Lady Gaga, Eric Clapton, Grace Jones and beloved Canadian rockers the Tragically Hip all feature in documentaries making their debuts at this year’s fest, whilst being dead for a number of years will deter neither Michael Jackson nor Sammy Davis, Jr., from making beyond-the-grave appearances on the big screen over the next few days.
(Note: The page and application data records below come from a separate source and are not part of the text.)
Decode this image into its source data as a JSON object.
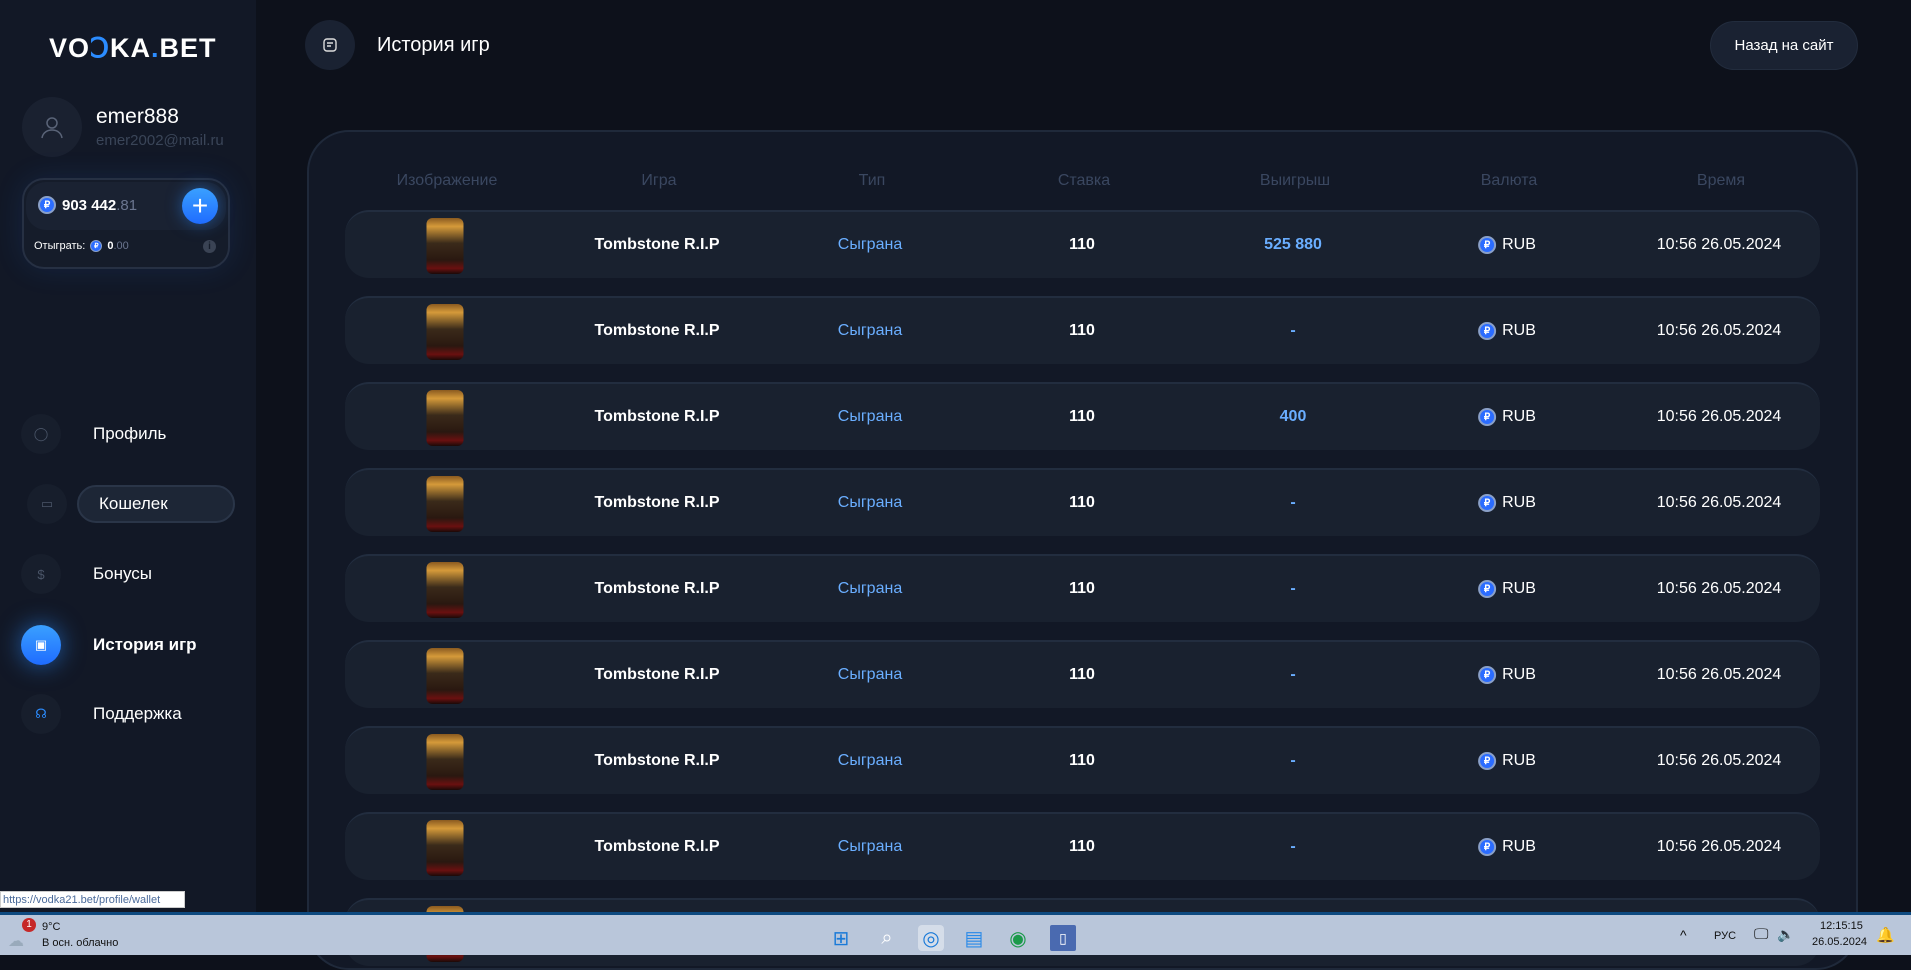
{
  "logo": {
    "left": "VO",
    "mid": "Ↄ",
    "right": "KA",
    "dot": ".",
    "end": "BET"
  },
  "user": {
    "name": "emer888",
    "email": "emer2002@mail.ru"
  },
  "balance": {
    "coin": "₽",
    "whole": "903 442",
    "decimal": ".81",
    "wager_label": "Отыграть:",
    "wager_whole": "0",
    "wager_decimal": ".00",
    "info": "i",
    "plus": "+"
  },
  "nav": [
    {
      "label": "Профиль",
      "icon": "user-icon"
    },
    {
      "label": "Кошелек",
      "icon": "card-icon"
    },
    {
      "label": "Бонусы",
      "icon": "money-bag-icon"
    },
    {
      "label": "История игр",
      "icon": "history-icon"
    },
    {
      "label": "Поддержка",
      "icon": "headset-icon"
    }
  ],
  "header": {
    "title": "История игр",
    "back_label": "Назад на сайт"
  },
  "table": {
    "columns": [
      "Изображение",
      "Игра",
      "Тип",
      "Ставка",
      "Выигрыш",
      "Валюта",
      "Время"
    ],
    "rows": [
      {
        "game": "Tombstone R.I.P",
        "type": "Сыграна",
        "bet": "110",
        "win": "525 880",
        "currency": "RUB",
        "time": "10:56 26.05.2024"
      },
      {
        "game": "Tombstone R.I.P",
        "type": "Сыграна",
        "bet": "110",
        "win": "-",
        "currency": "RUB",
        "time": "10:56 26.05.2024"
      },
      {
        "game": "Tombstone R.I.P",
        "type": "Сыграна",
        "bet": "110",
        "win": "400",
        "currency": "RUB",
        "time": "10:56 26.05.2024"
      },
      {
        "game": "Tombstone R.I.P",
        "type": "Сыграна",
        "bet": "110",
        "win": "-",
        "currency": "RUB",
        "time": "10:56 26.05.2024"
      },
      {
        "game": "Tombstone R.I.P",
        "type": "Сыграна",
        "bet": "110",
        "win": "-",
        "currency": "RUB",
        "time": "10:56 26.05.2024"
      },
      {
        "game": "Tombstone R.I.P",
        "type": "Сыграна",
        "bet": "110",
        "win": "-",
        "currency": "RUB",
        "time": "10:56 26.05.2024"
      },
      {
        "game": "Tombstone R.I.P",
        "type": "Сыграна",
        "bet": "110",
        "win": "-",
        "currency": "RUB",
        "time": "10:56 26.05.2024"
      },
      {
        "game": "Tombstone R.I.P",
        "type": "Сыграна",
        "bet": "110",
        "win": "-",
        "currency": "RUB",
        "time": "10:56 26.05.2024"
      }
    ]
  },
  "status_url": "https://vodka21.bet/profile/wallet",
  "taskbar": {
    "weather_temp": "9°C",
    "weather_desc": "В осн. облачно",
    "badge": "1",
    "lang": "РУС",
    "time": "12:15:15",
    "date": "26.05.2024"
  },
  "colors": {
    "accent": "#2b8cff",
    "win": "#6aaeff"
  }
}
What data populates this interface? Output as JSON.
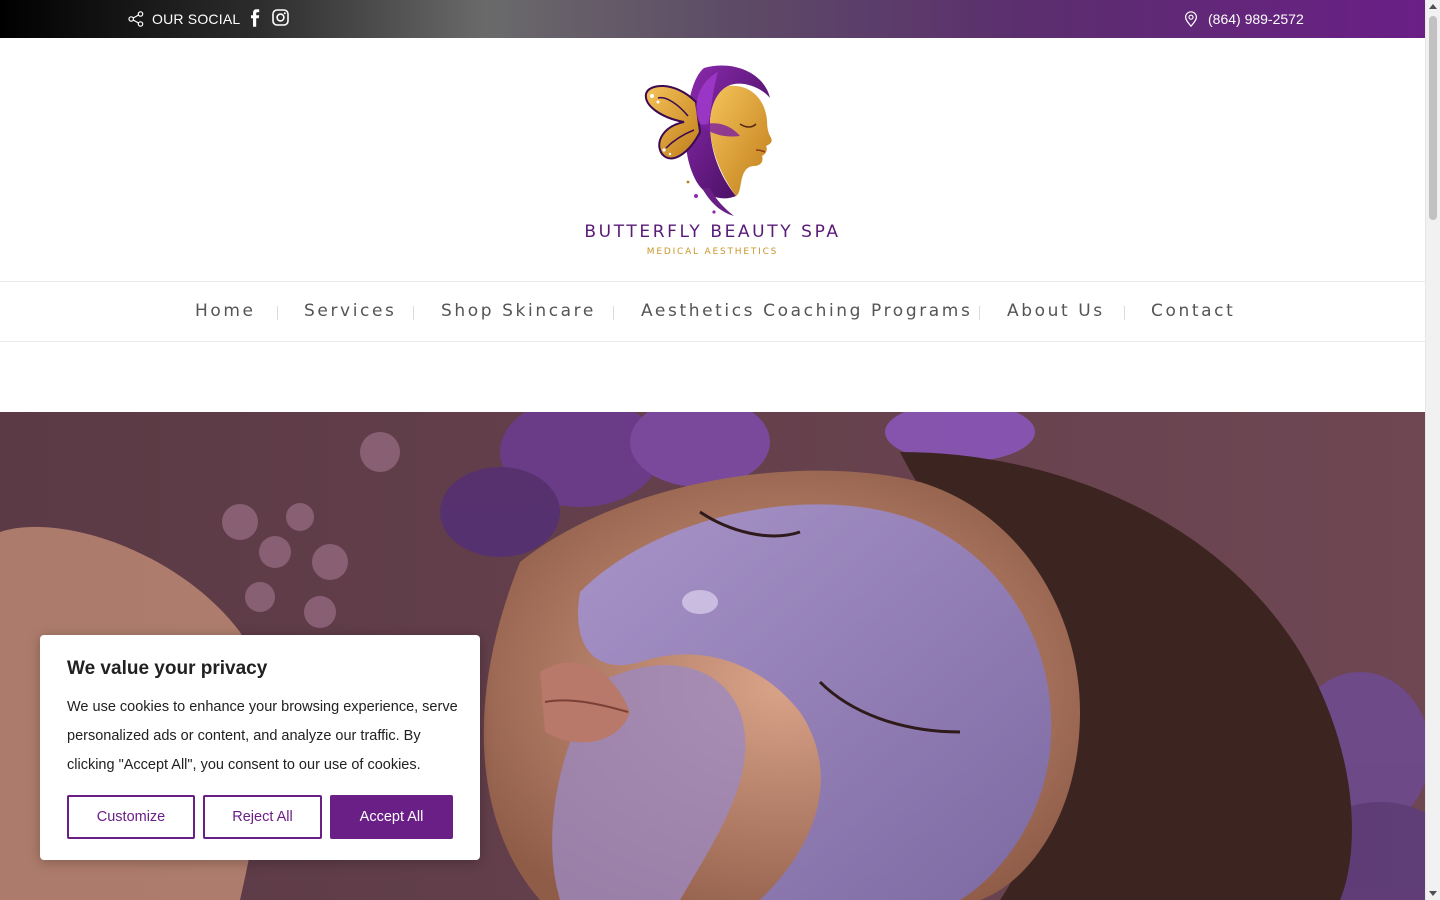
{
  "topbar": {
    "social_label": "OUR SOCIAL",
    "phone": "(864) 989-2572",
    "icons": [
      "share-icon",
      "facebook-icon",
      "instagram-icon",
      "location-pin-icon"
    ]
  },
  "brand": {
    "name": "BUTTERFLY BEAUTY SPA",
    "tagline": "MEDICAL AESTHETICS",
    "colors": {
      "primary": "#5a1a78",
      "accent": "#c9962a"
    }
  },
  "nav": {
    "items": [
      {
        "label": "Home"
      },
      {
        "label": "Services"
      },
      {
        "label": "Shop Skincare"
      },
      {
        "label": "Aesthetics Coaching Programs"
      },
      {
        "label": "About Us"
      },
      {
        "label": "Contact"
      }
    ]
  },
  "cookie": {
    "title": "We value your privacy",
    "body": "We use cookies to enhance your browsing experience, serve personalized ads or content, and analyze our traffic. By clicking \"Accept All\", you consent to our use of cookies.",
    "buttons": {
      "customize": "Customize",
      "reject": "Reject All",
      "accept": "Accept All"
    },
    "accent_color": "#6a1f86"
  }
}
Eminem has a producer credit on a TIFF film (Bodied), as does Drake, who also appears on-screen in his project The Carter Effect, though neither are thought to be coming to town.
Here’s a quick rundown on some of the musicians set to rub shoulders, both literally and figuratively, with Angelina Jolie, George Clooney, Kate Winslet, Idris Elba and the many other Hollywood types in town to strut the red carpet and titillate the paparazzi until Sept. 17.
The iconic guitar-slinger is the subject of a star-studded documentary entitled Eric Clapton: Life in 12 Bars helmed by Rush director Lili Fini Zanuck that promises an in-depth look at his tumultuous five-decade career and occasionally tragic life through up-close-and-personal interviews with Clapton, his family and friends, and peers both living and dead such as Steve Winwood, George Harrison, Jimi Hendrix and B.B. King. Clapton will face the public at a news conference on Sept. 11 that will be live-streamed for the curious on the TIFF website. No word yet, however, on whether Slowhand will deign to furnish us with a few hot licks while making the promotional rounds in Toronto.
- Screens Sept. 10 at 6:15 p.m. at the TIFF Bell Lightbox; Sept. 11 at 3:30 p.m. at the Scotiabank Theatre and Sept. 16 at 5:45 p.m. at the Scotiabank
The Tragically Hip
Taking their first collaborative crack at a rock-’n’-roll concert picture, co-directors Jennifer Baichwal and Nicholas de Pencier — the duo behind the acclaimed documentaries Manufactured Landscapes and Watermark — got on the bus, in the dressing room and up onstage with the treasured Kingston quintet for the duration of last summer’s Man Machine Poem tour to make Long Time Running, a chronicle of what most assume will be the Tragically Hip’s final trip across Canada, given frontman Gord Downie’s diagnosis with terminal brain cancer two springs ago.